* **TASK TO COMPLETE**
Report every line of the listing below in which the string "Create" appears.

* **MATERIAL FOR THIS EXERCISE**
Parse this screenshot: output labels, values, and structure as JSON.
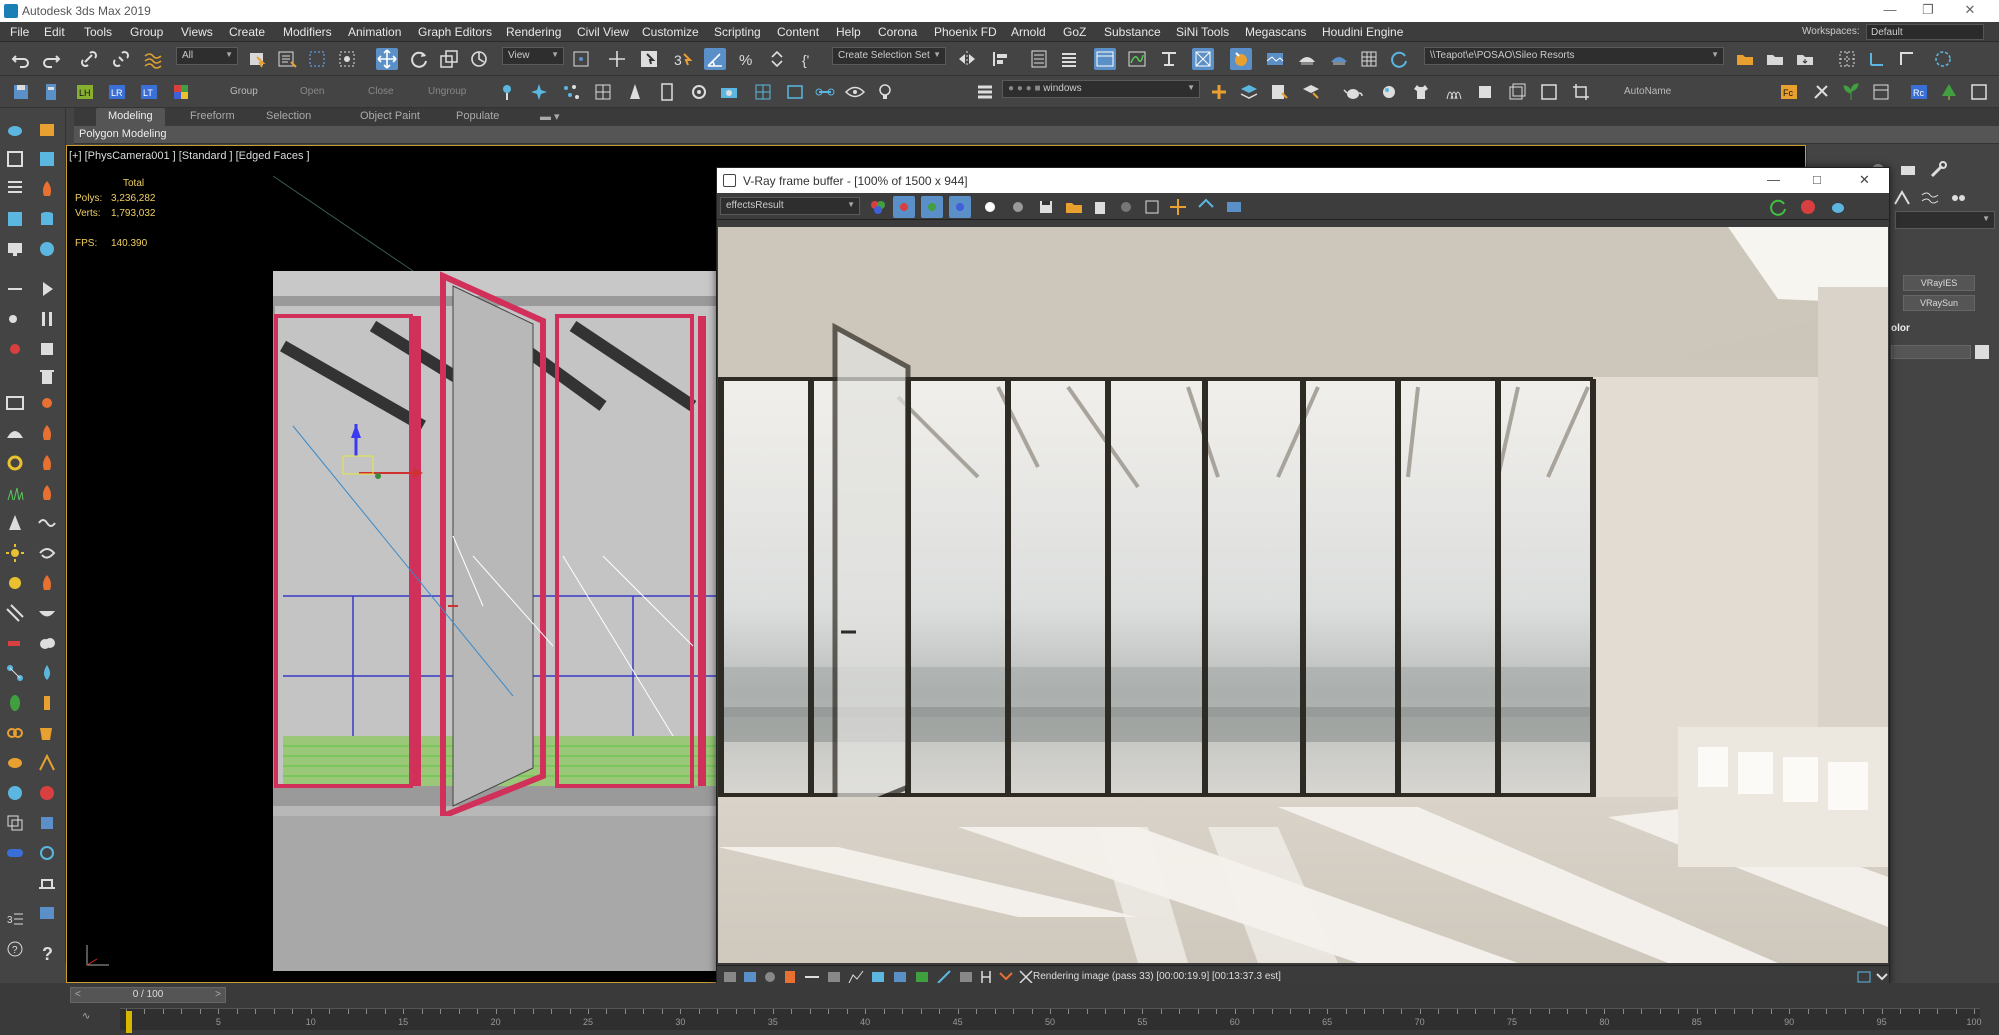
{
  "window": {
    "title": "Autodesk 3ds Max 2019"
  },
  "menu": [
    "File",
    "Edit",
    "Tools",
    "Group",
    "Views",
    "Create",
    "Modifiers",
    "Animation",
    "Graph Editors",
    "Rendering",
    "Civil View",
    "Customize",
    "Scripting",
    "Content",
    "Help",
    "Corona",
    "Phoenix FD",
    "Arnold",
    "GoZ",
    "Substance",
    "SiNi Tools",
    "Megascans",
    "Houdini Engine"
  ],
  "workspaces": {
    "label": "Workspaces:",
    "value": "Default"
  },
  "toolbar1": {
    "filter": "All",
    "coord_system": "View",
    "selection_set": "Create Selection Set",
    "path": "\\\\Teapot\\e\\POSAO\\Sileo Resorts"
  },
  "toolbar2": {
    "labels": [
      "Group",
      "Open",
      "Close",
      "Ungroup"
    ],
    "layer": "windows",
    "autoname": "AutoName"
  },
  "ribbon": {
    "tabs": [
      "Modeling",
      "Freeform",
      "Selection",
      "Object Paint",
      "Populate"
    ],
    "active_tab": "Modeling",
    "panel": "Polygon Modeling"
  },
  "viewport": {
    "label": "[+] [PhysCamera001 ] [Standard ] [Edged Faces ]",
    "stats_header": "Total",
    "polys_label": "Polys:",
    "polys": "3,236,282",
    "verts_label": "Verts:",
    "verts": "1,793,032",
    "fps_label": "FPS:",
    "fps": "140.390"
  },
  "vfb": {
    "title": "V-Ray frame buffer - [100% of 1500 x 944]",
    "channel": "effectsResult",
    "status": "Rendering image (pass 33) [00:00:19.9] [00:13:37.3 est]"
  },
  "right_panel": {
    "buttons": [
      "VRayIES",
      "VRaySun"
    ],
    "label": "olor"
  },
  "timeline": {
    "frame": "0 / 100",
    "ticks": [
      "5",
      "10",
      "15",
      "20",
      "25",
      "30",
      "35",
      "40",
      "45",
      "50",
      "55",
      "60",
      "65",
      "70",
      "75",
      "80",
      "85",
      "90",
      "95",
      "100"
    ]
  },
  "colors": {
    "accent": "#5b8fc7",
    "selection": "#d0305a",
    "frame_border": "#c8a032",
    "stats": "#f0d060"
  }
}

* **WRITTEN SOLUTION**
    "Create",
    "selection_set": "Create Selection Set",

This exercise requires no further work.